> **WHAT THE EXERCISE ASKS**
The answer should be a faithful retyping of the records that follow, pictures excluded.

┌─ DATA TO USE

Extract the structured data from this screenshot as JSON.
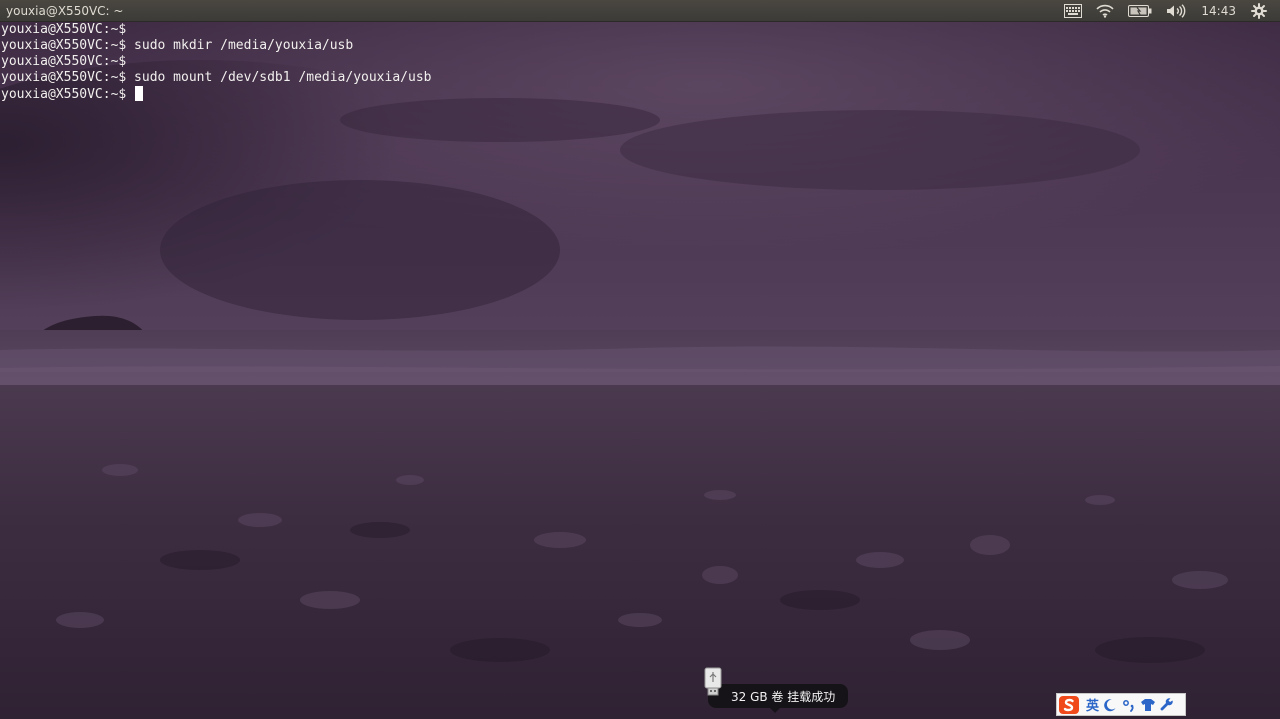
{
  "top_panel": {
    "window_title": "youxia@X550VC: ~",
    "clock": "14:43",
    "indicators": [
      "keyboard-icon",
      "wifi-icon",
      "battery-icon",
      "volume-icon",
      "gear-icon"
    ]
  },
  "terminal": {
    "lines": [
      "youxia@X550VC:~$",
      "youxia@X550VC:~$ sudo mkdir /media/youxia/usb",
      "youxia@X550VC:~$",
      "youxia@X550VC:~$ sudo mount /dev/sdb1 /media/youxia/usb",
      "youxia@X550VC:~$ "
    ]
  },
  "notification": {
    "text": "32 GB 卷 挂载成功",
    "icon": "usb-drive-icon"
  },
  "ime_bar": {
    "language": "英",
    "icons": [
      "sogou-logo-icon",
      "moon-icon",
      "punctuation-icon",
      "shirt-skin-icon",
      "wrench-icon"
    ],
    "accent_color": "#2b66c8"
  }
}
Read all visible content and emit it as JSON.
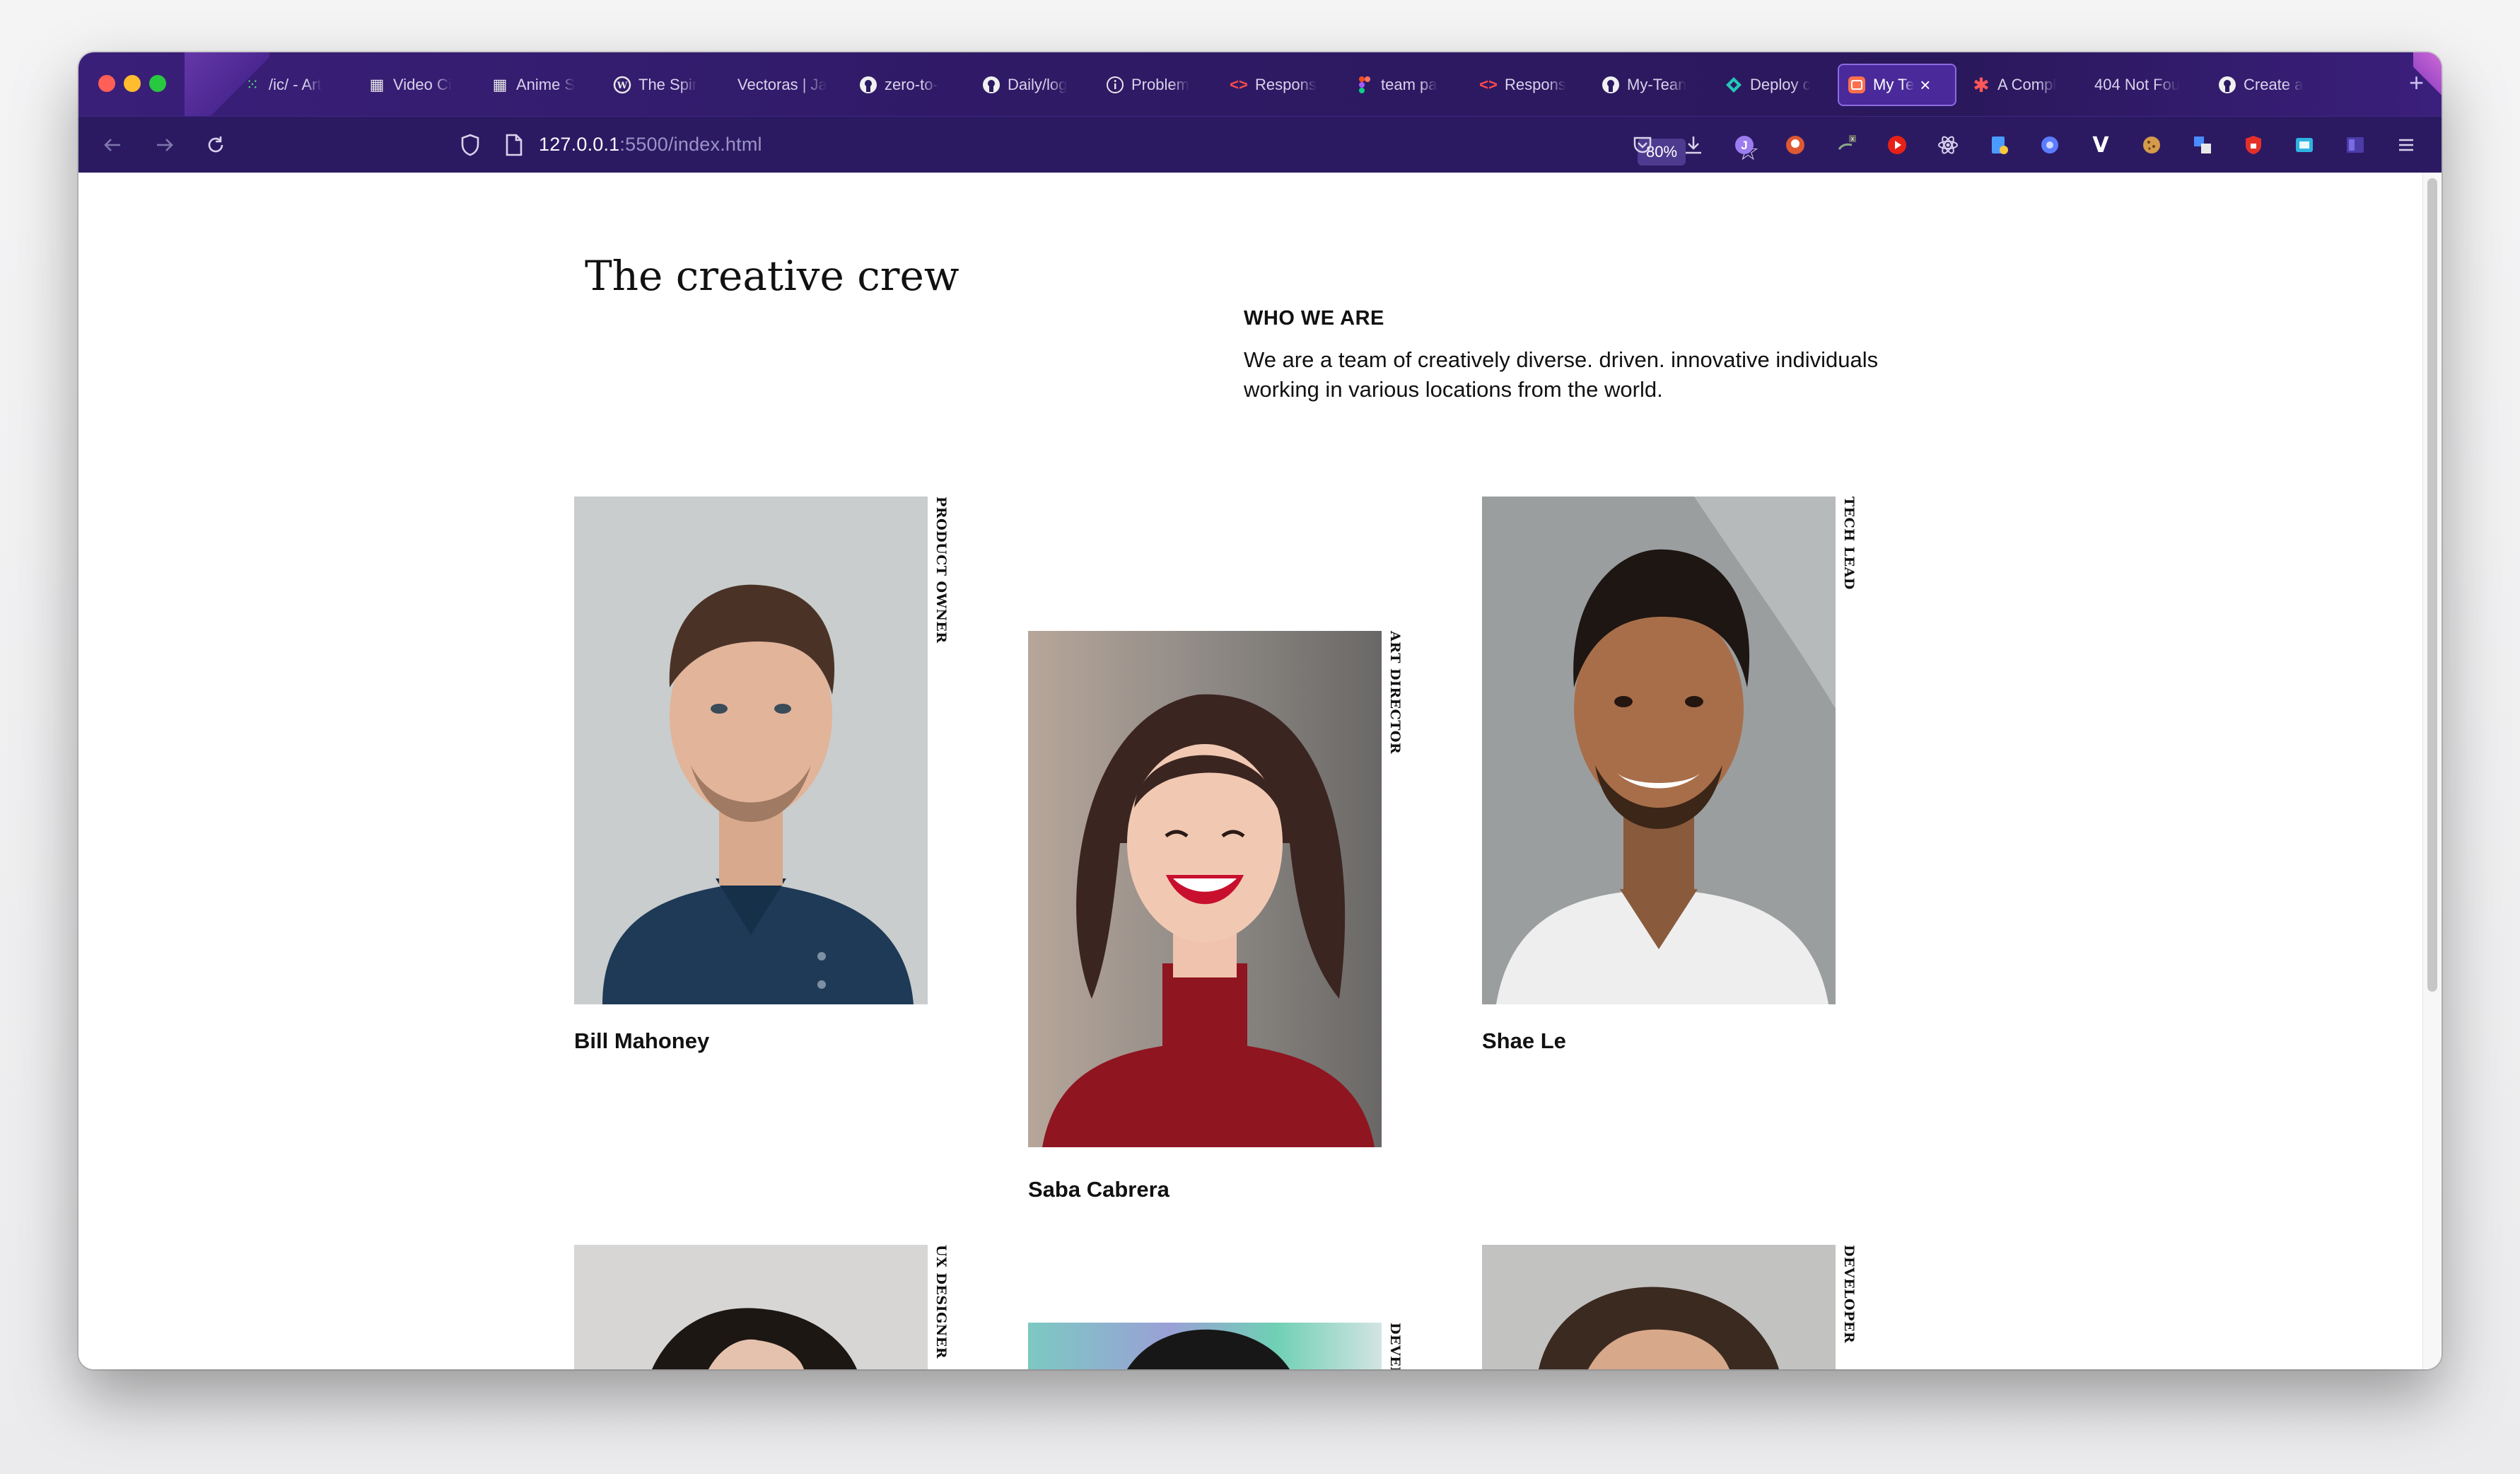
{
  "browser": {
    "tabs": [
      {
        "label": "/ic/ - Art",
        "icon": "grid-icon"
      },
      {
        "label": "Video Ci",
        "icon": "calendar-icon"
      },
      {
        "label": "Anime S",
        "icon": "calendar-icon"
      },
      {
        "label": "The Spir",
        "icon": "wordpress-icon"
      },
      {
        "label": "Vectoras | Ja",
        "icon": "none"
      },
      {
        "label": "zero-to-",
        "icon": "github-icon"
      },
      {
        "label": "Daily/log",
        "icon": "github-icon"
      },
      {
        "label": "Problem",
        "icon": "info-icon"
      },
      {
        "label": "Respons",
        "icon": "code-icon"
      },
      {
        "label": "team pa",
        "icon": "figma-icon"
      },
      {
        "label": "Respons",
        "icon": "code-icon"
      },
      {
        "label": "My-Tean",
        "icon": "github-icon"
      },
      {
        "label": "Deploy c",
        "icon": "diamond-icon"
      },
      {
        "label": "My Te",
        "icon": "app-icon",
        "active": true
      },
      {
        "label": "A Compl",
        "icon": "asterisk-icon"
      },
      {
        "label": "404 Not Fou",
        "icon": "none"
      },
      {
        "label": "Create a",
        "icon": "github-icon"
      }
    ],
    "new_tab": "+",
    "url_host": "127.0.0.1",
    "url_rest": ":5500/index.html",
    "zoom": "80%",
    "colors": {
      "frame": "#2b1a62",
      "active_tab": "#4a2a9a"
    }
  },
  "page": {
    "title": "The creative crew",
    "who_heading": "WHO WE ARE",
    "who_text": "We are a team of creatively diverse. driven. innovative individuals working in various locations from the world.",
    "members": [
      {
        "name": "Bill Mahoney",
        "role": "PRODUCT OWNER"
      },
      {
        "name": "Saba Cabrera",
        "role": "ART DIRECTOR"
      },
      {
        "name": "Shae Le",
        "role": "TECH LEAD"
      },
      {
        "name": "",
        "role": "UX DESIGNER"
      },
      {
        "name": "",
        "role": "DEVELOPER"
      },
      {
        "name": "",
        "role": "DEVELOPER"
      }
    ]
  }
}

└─

> **PROBLEM SOLUTION**
Extract the structured data from this screenshot as JSON.
{
  "top_panel": {
    "window_title": "youxia@X550VC: ~",
    "clock": "14:43",
    "indicators": [
      "keyboard-icon",
      "wifi-icon",
      "battery-icon",
      "volume-icon",
      "gear-icon"
    ]
  },
  "terminal": {
    "lines": [
      "youxia@X550VC:~$",
      "youxia@X550VC:~$ sudo mkdir /media/youxia/usb",
      "youxia@X550VC:~$",
      "youxia@X550VC:~$ sudo mount /dev/sdb1 /media/youxia/usb",
      "youxia@X550VC:~$ "
    ]
  },
  "notification": {
    "text": "32 GB 卷 挂载成功",
    "icon": "usb-drive-icon"
  },
  "ime_bar": {
    "language": "英",
    "icons": [
      "sogou-logo-icon",
      "moon-icon",
      "punctuation-icon",
      "shirt-skin-icon",
      "wrench-icon"
    ],
    "accent_color": "#2b66c8"
  }
}
Read all visible content and emit it as JSON.
{
  "browser": {
    "tabs": [
      {
        "label": "/ic/ - Art",
        "icon": "grid-icon"
      },
      {
        "label": "Video Ci",
        "icon": "calendar-icon"
      },
      {
        "label": "Anime S",
        "icon": "calendar-icon"
      },
      {
        "label": "The Spir",
        "icon": "wordpress-icon"
      },
      {
        "label": "Vectoras | Ja",
        "icon": "none"
      },
      {
        "label": "zero-to-",
        "icon": "github-icon"
      },
      {
        "label": "Daily/log",
        "icon": "github-icon"
      },
      {
        "label": "Problem",
        "icon": "info-icon"
      },
      {
        "label": "Respons",
        "icon": "code-icon"
      },
      {
        "label": "team pa",
        "icon": "figma-icon"
      },
      {
        "label": "Respons",
        "icon": "code-icon"
      },
      {
        "label": "My-Tean",
        "icon": "github-icon"
      },
      {
        "label": "Deploy c",
        "icon": "diamond-icon"
      },
      {
        "label": "My Te",
        "icon": "app-icon",
        "active": true
      },
      {
        "label": "A Compl",
        "icon": "asterisk-icon"
      },
      {
        "label": "404 Not Fou",
        "icon": "none"
      },
      {
        "label": "Create a",
        "icon": "github-icon"
      }
    ],
    "new_tab": "+",
    "url_host": "127.0.0.1",
    "url_rest": ":5500/index.html",
    "zoom": "80%",
    "colors": {
      "frame": "#2b1a62",
      "active_tab": "#4a2a9a"
    }
  },
  "page": {
    "title": "The creative crew",
    "who_heading": "WHO WE ARE",
    "who_text": "We are a team of creatively diverse. driven. innovative individuals working in various locations from the world.",
    "members": [
      {
        "name": "Bill Mahoney",
        "role": "PRODUCT OWNER"
      },
      {
        "name": "Saba Cabrera",
        "role": "ART DIRECTOR"
      },
      {
        "name": "Shae Le",
        "role": "TECH LEAD"
      },
      {
        "name": "",
        "role": "UX DESIGNER"
      },
      {
        "name": "",
        "role": "DEVELOPER"
      },
      {
        "name": "",
        "role": "DEVELOPER"
      }
    ]
  }
}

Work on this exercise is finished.